(Data about app and page elements)
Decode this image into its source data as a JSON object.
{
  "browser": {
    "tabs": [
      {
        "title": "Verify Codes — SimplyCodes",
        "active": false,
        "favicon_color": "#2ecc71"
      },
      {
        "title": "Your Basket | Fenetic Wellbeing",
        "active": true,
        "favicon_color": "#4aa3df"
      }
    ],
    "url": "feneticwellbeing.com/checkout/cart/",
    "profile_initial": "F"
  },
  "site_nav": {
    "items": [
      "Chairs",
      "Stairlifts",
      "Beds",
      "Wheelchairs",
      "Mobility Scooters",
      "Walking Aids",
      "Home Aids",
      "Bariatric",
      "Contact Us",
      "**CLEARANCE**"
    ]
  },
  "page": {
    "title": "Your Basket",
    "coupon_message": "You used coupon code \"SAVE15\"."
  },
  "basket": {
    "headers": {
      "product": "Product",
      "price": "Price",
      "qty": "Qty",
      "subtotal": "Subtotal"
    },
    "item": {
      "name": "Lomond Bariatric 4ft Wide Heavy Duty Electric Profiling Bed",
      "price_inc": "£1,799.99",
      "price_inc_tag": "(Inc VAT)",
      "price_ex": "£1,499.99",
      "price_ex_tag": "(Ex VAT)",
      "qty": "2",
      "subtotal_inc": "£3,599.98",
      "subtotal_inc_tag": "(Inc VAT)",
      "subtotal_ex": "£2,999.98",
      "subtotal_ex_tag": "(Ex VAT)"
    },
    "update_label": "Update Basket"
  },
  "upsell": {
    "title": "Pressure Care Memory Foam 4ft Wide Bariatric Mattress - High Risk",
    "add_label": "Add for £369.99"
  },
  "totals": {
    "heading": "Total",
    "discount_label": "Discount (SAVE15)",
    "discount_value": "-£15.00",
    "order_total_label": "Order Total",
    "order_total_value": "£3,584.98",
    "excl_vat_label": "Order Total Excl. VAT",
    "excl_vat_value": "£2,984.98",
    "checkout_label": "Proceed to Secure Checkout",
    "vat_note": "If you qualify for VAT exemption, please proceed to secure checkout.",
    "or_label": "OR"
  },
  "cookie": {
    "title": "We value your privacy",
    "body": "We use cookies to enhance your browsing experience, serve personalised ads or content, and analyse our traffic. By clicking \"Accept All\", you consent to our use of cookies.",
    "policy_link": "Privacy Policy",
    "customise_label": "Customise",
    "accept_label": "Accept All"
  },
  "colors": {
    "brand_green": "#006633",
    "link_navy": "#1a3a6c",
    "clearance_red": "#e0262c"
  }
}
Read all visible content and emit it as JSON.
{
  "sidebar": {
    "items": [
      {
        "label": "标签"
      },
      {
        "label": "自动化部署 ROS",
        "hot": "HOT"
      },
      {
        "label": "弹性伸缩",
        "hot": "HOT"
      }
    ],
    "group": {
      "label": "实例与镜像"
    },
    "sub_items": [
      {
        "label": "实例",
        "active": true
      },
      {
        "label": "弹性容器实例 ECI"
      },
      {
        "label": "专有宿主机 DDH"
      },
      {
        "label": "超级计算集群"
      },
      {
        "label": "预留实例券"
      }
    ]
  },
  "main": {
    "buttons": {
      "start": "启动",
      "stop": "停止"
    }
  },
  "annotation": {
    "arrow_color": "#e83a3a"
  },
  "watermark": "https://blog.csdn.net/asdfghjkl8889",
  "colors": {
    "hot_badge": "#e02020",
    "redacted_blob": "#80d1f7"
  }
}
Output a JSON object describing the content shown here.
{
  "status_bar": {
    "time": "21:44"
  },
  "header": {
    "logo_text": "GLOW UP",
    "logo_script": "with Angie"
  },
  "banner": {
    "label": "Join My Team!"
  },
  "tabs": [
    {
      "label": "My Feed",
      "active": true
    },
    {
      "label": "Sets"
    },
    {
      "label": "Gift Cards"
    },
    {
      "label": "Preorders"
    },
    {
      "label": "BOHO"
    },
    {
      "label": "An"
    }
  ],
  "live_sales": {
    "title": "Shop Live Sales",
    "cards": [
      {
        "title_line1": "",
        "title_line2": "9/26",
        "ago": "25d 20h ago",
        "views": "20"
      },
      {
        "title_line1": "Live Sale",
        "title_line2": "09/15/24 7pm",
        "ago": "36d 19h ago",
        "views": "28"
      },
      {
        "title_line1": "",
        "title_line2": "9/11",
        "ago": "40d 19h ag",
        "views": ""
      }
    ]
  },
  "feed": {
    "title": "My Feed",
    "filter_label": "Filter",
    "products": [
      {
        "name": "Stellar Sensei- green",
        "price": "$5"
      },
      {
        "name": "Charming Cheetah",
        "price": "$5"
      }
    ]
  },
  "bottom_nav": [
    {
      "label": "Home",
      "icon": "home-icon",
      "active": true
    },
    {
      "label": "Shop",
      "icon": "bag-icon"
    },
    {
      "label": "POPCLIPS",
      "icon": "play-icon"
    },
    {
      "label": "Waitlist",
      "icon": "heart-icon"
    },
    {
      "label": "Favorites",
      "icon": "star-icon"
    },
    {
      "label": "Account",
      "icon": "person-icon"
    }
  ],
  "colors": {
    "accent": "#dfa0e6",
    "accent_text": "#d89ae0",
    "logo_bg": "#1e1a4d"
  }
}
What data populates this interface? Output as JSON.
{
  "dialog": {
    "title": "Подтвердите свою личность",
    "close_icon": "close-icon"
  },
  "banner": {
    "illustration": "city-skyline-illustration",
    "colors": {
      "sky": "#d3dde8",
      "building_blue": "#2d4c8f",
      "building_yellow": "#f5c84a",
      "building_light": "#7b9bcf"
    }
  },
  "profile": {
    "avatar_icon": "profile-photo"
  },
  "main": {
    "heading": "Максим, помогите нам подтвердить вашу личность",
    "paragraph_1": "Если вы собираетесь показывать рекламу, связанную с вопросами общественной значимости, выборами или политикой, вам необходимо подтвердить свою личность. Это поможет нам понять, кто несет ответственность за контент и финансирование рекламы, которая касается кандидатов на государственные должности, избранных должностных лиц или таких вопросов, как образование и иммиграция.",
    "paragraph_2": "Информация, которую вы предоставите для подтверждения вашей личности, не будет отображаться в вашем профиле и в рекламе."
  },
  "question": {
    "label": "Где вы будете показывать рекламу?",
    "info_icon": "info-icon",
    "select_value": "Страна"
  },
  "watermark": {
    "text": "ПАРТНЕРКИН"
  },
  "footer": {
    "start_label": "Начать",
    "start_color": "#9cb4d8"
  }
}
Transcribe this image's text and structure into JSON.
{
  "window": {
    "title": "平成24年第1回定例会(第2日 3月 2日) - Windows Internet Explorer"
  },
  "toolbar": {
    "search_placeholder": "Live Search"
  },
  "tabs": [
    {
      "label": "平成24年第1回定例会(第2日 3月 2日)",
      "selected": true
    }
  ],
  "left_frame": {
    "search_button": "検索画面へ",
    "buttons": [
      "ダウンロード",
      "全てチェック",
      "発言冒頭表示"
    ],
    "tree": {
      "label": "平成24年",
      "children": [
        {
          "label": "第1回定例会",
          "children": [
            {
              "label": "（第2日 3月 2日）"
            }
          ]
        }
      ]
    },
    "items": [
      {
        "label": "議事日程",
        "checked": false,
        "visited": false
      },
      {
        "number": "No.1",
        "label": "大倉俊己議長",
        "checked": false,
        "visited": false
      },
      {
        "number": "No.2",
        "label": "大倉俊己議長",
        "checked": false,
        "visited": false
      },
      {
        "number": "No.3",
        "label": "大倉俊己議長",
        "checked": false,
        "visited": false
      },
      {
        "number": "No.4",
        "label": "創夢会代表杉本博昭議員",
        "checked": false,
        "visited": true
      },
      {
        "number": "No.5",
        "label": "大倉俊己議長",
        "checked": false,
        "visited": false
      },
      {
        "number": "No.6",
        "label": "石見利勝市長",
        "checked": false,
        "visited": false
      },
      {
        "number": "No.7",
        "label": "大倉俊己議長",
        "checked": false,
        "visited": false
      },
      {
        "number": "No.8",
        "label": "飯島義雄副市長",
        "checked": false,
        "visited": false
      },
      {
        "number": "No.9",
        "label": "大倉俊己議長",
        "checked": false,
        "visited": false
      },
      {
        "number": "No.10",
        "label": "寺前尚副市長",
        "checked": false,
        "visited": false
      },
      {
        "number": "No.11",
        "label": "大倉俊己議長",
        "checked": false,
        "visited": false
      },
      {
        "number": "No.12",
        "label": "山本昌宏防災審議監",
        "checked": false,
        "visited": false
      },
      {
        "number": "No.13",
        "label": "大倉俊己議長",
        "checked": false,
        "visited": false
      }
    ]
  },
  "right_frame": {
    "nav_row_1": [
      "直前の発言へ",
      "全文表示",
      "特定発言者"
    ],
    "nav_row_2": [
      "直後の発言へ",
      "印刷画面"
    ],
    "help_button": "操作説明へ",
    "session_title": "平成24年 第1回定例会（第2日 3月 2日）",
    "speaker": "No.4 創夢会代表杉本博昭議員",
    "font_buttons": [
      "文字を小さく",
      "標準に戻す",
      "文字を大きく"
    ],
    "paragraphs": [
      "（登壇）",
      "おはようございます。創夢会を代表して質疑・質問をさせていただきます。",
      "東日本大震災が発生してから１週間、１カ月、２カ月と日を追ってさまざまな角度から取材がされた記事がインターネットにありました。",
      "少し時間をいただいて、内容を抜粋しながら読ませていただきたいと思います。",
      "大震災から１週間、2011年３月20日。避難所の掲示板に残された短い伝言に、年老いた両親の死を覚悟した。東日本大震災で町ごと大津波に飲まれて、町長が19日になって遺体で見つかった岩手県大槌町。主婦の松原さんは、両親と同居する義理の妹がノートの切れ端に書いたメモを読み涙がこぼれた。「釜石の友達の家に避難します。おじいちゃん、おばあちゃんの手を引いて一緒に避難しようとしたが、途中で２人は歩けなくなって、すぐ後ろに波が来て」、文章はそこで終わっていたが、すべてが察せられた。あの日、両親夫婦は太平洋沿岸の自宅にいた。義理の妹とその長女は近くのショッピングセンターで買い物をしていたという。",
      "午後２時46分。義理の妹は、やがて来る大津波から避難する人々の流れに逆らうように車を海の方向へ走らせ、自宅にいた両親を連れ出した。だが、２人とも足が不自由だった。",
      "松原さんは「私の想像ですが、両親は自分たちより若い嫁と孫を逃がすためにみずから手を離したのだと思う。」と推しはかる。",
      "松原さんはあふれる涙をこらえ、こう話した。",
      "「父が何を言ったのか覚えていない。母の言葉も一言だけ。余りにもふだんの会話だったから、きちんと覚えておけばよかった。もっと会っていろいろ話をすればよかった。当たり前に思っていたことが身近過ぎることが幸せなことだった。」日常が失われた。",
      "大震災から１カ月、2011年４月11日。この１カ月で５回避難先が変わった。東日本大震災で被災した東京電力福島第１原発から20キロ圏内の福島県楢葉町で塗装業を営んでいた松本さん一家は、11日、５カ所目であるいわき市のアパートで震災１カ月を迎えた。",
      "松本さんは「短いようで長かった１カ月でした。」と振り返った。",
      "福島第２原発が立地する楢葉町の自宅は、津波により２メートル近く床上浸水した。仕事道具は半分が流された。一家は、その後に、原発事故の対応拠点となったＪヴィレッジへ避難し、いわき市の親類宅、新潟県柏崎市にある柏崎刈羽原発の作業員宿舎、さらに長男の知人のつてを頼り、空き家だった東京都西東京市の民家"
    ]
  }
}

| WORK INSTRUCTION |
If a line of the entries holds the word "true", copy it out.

| ANSWER FOR THE TASK |
        "active": true,
        "active": true
      "active": true
      "active": true
      "selected": true
        "visited": true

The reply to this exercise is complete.